Friday, September 23, 2011

Heathcliff! It's me!

After lunch in Saltaire - and also a visit to the most extraordinary David Hockney exhibition  of his new iPad art - we zoomed off to Howarth.
Howarth is home to the Bronte sister's Parsonage and great sprawling moors that characterise their work. It was the perfect Bronte day with sweeping winds and rain, then glimpses of sunshine. Their house is now a museum, where no photography was permitted - so here you have photos of the cemetery that surrounds it.
It was incredibly beautiful and terribly sad wandering around the graves. The village had terrible sanitation in the early 19thC (in fact the Revd. Patrick Bronte petitioned to have a health inspector visit and improve things). Most of the water that ran into the town came in through the earth of the graveyard.  Disease was rife.
There were long tomb stones filled up with the names of family members who had died in quick succession - the average life expectancy was only age 25! This grave was one of the many commemorating the life of a child. There is something terribly moving about such care and craftsmanship going into a work of art that commemorates such a tragedy. 

Can you imagine living in a house surrounded by this? It's no wonder many of their stories are filled with such sadness. The premature deaths of Anne and Emily are also testament to the terrible living conditions, particularly considering their house had a private well - so they were better off than most of the town folk.

This church was built in the late 19thC in place of the one the Bronte's would have attended. Their tomb is to the right of that stained glass window.

Howarth village is also so sweet! This shop has been preserved with its original fittings, but now sells bath salts and nik naks.
Apparently it once sold some harder stuff!
Even the sales assistant was dressed the part! (And very kind to put up with my photography request!)

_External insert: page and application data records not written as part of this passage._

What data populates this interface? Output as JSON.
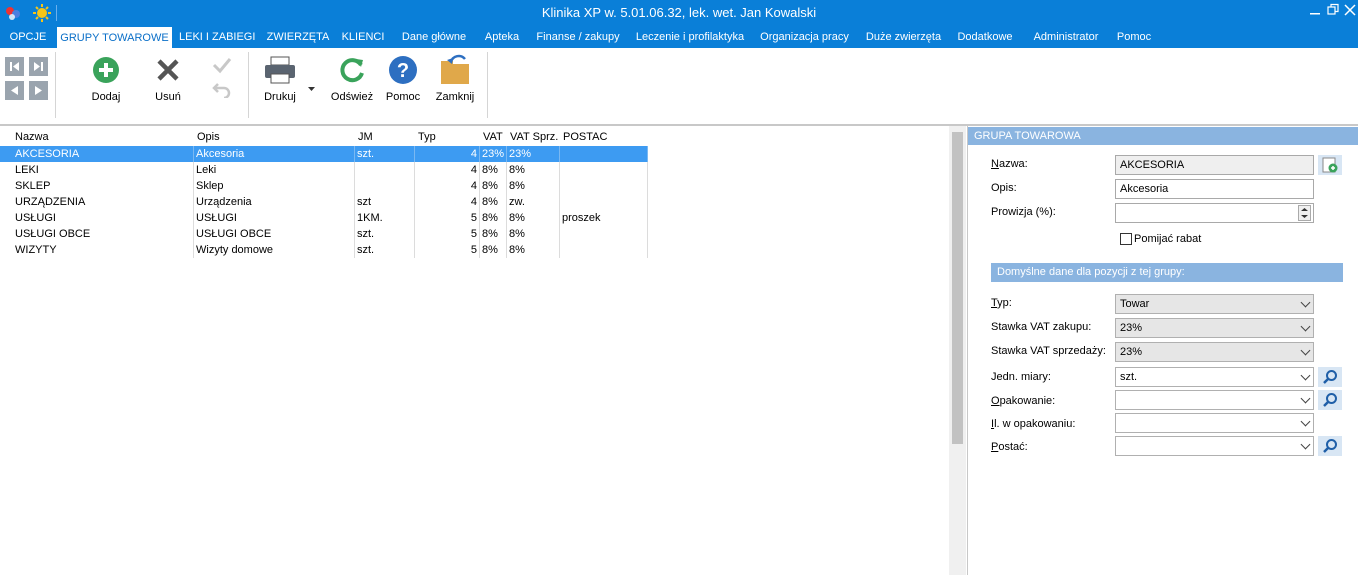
{
  "window": {
    "title": "Klinika XP w. 5.01.06.32, lek. wet. Jan Kowalski"
  },
  "menu": [
    "OPCJE",
    "GRUPY TOWAROWE",
    "LEKI I ZABIEGI",
    "ZWIERZĘTA",
    "KLIENCI",
    "Dane główne",
    "Apteka",
    "Finanse / zakupy",
    "Leczenie i profilaktyka",
    "Organizacja pracy",
    "Duże zwierzęta",
    "Dodatkowe",
    "Administrator",
    "Pomoc"
  ],
  "toolbar": {
    "add": "Dodaj",
    "delete": "Usuń",
    "print": "Drukuj",
    "refresh": "Odśwież",
    "help": "Pomoc",
    "close": "Zamknij"
  },
  "grid": {
    "columns": [
      "Nazwa",
      "Opis",
      "JM",
      "Typ",
      "VAT z",
      "VAT Sprz.",
      "POSTAC"
    ],
    "rows": [
      [
        "AKCESORIA",
        "Akcesoria",
        "szt.",
        "4",
        "23%",
        "23%",
        ""
      ],
      [
        "LEKI",
        "Leki",
        "",
        "4",
        "8%",
        "8%",
        ""
      ],
      [
        "SKLEP",
        "Sklep",
        "",
        "4",
        "8%",
        "8%",
        ""
      ],
      [
        "URZĄDZENIA",
        "Urządzenia",
        "szt",
        "4",
        "8%",
        "zw.",
        ""
      ],
      [
        "USŁUGI",
        "USŁUGI",
        "1KM.",
        "5",
        "8%",
        "8%",
        "proszek"
      ],
      [
        "USŁUGI OBCE",
        "USŁUGI OBCE",
        "szt.",
        "5",
        "8%",
        "8%",
        ""
      ],
      [
        "WIZYTY",
        "Wizyty domowe",
        "szt.",
        "5",
        "8%",
        "8%",
        ""
      ]
    ]
  },
  "panel": {
    "title": "GRUPA TOWAROWA",
    "name_label": "Nazwa:",
    "name_value": "AKCESORIA",
    "desc_label": "Opis:",
    "desc_value": "Akcesoria",
    "commission_label": "Prowizja (%):",
    "commission_value": "",
    "skip_discount_label": "Pomijać rabat",
    "defaults_header": "Domyślne dane dla pozycji z tej grupy:",
    "type_label": "Typ:",
    "type_value": "Towar",
    "vat_purchase_label": "Stawka VAT zakupu:",
    "vat_purchase_value": "23%",
    "vat_sale_label": "Stawka VAT sprzedaży:",
    "vat_sale_value": "23%",
    "unit_label": "Jedn. miary:",
    "unit_value": "szt.",
    "packaging_label": "Opakowanie:",
    "packaging_value": "",
    "qty_label": "Il. w opakowaniu:",
    "qty_value": "",
    "form_label": "Postać:",
    "form_value": ""
  },
  "colors": {
    "accent": "#0a7fd8",
    "selection": "#3d9bf2",
    "panel_header": "#8ab4e0"
  }
}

Picturesque lane-ways and pubs (The Black Bull was Branwell's favourite watering hole)

Perfectly posed cats! And also a delightful vintage shop with a wonderful collection of hats - that I was so taken with, I forgot to snap any photos of the shop!

We then ate giant Yorkshire puddings at the pub and delicious caramel and custard for dessert. So sooo delicious.

To round up the day, we zipped over to Halifax to see the Northern Broadside's play by Blake Morrison, We are Three Sisters, based on the lives of the Brontes. It was really a perfectly Bronte day!

Thursday, September 22, 2011

Streets of Saltaire

On Saturday we went on a little trip, first stopping in at Saltaire for lunch and wanderings. This little town was built and owned by a rather impressive man named Sir Titus Salt, who owned the town mill. He built all the houses, churches, schools, halls and shops to service his workers, so they entire place has a lovely sense of harmony and repetition. It is now a UNESCO world heritage site.

Gill has been super efficient and blogged about the whole weekend at her brand new blog!

There was a festival with live music and food, as well as hundreds of brave souls who were trudging around it in the rain. Only in Britain would rain be considered no obstacle to a festival outing!

Wednesday, September 21, 2011

Little John and a light from above

Well hello there time-travellers. I hope you enjoy this little leap into the present. I have heaps more to share from the rest of my time in America, but am bursting to share photos from the most wonderful weekend I have just had. I went up to Sheffield to stay with some friend's of Ian's mother. They took me to a few of the many local historic sites that were all stunningly beautiful.

After a delicious lunch in town, we took the scenic route home, stopping a charming little church in the countryside where Little John from Robin Hood is buried!!

I have so many photos I am splitting them up! So stay tuned for part II - Saltaire.

 Old church and cute little gargoyles.
 Wandering through the perfectly kept cemetery. I wore my new Pendlelton skirt from 'Decades of Fashion' in SF.
And on our drive we saw this ^ ! Clearly someone over in that field had done something miraculous!